In the electronics and electrical engineering design communities there is plenty of talk about IoT, particularly in relation to the opportunities, but arguably the more pressing issue right now is the need to design for security in the connected world.
Specialist print machinery company Müller Martini is adapting to meet the change in the printing world by helping their customers to deliver flexible products. This is reflected in the way they design new, modular products, partly made possible by flexible software such as E3.series.
In my previous post in this series about effectively reusing design modules to increase product quality and decease development time, I challenged you to think about how well you’re making use of existing design modules and why getting better at this could be a competitive differentiator. I looked at some of the design challenges circuit designers are facing, such as miniaturization, proliferation of electrical constraints and high speed design requirements, as well as some of the potholes it’s easy to fall into when working with modular design.
Although we’ve been talking about it for years, in PCB design it has yet to catch on in quite the same way despite there being a host of benefits to be reaped from modular design practices. So in the first of this two-part series I’d like to challenge you to ask yourself a few questions about how you reuse designs.

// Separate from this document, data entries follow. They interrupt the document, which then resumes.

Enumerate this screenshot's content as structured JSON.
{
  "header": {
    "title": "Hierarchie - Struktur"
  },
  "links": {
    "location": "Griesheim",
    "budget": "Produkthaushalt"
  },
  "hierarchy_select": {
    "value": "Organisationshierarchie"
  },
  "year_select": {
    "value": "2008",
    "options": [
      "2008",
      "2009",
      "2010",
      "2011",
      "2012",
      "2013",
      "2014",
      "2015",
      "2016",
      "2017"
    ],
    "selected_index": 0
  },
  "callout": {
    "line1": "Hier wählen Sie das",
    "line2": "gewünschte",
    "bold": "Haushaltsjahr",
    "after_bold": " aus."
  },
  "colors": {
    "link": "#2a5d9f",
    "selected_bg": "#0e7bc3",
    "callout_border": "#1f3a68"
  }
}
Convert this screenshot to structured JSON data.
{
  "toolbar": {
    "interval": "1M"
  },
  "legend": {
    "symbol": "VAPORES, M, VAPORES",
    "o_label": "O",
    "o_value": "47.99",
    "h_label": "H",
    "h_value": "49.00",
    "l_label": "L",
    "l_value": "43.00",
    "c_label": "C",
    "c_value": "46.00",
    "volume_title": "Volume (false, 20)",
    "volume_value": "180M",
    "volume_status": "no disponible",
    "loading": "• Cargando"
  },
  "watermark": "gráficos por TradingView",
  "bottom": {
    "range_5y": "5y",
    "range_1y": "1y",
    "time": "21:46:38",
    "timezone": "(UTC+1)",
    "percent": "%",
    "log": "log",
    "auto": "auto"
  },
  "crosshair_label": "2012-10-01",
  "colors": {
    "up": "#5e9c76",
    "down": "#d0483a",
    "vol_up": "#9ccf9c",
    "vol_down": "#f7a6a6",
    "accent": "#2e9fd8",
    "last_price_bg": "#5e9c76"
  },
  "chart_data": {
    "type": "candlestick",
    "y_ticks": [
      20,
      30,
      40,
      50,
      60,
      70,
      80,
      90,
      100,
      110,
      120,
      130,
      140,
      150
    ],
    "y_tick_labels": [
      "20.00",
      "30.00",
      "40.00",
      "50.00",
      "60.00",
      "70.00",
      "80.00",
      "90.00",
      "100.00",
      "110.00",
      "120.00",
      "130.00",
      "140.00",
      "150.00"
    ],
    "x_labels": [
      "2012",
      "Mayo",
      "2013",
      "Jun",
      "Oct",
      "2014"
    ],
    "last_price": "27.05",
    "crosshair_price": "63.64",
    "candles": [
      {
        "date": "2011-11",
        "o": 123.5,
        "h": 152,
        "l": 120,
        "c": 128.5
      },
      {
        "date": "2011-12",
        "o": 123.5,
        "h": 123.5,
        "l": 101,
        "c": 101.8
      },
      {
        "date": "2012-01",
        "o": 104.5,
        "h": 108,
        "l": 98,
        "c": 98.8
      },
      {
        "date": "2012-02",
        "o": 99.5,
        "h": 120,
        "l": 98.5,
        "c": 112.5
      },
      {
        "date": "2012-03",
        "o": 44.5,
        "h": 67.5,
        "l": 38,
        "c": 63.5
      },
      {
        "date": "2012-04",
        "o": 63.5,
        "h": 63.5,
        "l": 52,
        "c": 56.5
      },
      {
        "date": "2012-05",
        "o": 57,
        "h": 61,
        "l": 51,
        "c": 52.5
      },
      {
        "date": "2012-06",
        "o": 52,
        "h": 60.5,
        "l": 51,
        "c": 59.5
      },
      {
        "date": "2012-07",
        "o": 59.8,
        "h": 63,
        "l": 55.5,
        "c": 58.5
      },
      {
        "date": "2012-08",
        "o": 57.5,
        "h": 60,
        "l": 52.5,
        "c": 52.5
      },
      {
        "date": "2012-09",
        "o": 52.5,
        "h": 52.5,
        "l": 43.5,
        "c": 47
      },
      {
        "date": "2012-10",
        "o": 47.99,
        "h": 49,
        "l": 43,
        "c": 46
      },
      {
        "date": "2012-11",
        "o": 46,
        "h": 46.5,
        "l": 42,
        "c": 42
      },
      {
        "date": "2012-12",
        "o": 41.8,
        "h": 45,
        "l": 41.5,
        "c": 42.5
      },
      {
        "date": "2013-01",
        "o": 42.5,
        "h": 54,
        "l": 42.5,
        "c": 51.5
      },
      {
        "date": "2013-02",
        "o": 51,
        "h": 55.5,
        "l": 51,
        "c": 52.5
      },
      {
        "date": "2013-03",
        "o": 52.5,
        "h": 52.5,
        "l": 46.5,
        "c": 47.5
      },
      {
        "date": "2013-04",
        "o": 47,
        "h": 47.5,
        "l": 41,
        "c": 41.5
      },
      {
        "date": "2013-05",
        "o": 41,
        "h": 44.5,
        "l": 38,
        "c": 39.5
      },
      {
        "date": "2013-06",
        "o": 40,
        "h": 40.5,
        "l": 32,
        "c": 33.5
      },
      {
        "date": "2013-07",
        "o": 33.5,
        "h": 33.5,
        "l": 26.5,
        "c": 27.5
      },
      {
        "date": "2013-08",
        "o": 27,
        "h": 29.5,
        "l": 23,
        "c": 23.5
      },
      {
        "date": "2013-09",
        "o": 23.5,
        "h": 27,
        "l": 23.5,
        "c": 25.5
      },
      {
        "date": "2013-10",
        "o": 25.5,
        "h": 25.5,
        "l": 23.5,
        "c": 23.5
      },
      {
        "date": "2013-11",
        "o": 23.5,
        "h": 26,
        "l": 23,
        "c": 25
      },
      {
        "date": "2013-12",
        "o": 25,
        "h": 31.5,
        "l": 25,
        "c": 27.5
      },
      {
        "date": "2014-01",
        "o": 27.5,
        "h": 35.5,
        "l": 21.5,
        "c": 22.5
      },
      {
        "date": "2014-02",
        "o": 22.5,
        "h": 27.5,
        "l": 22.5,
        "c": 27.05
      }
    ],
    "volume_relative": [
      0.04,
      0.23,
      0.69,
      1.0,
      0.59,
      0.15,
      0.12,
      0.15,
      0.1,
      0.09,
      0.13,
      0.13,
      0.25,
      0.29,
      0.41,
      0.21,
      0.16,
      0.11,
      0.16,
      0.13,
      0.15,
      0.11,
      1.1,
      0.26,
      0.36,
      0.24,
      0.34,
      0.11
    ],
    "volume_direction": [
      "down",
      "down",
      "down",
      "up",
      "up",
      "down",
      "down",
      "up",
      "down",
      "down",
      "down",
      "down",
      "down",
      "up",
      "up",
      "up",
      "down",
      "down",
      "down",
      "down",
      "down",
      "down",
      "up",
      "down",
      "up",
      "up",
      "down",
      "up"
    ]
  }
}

The latest from the UAS Formula Student Team, including a full run down of the 2014 race season, plus an introduction to how the combustion engine and electric powered race cars were developed using E3.series from Zuken.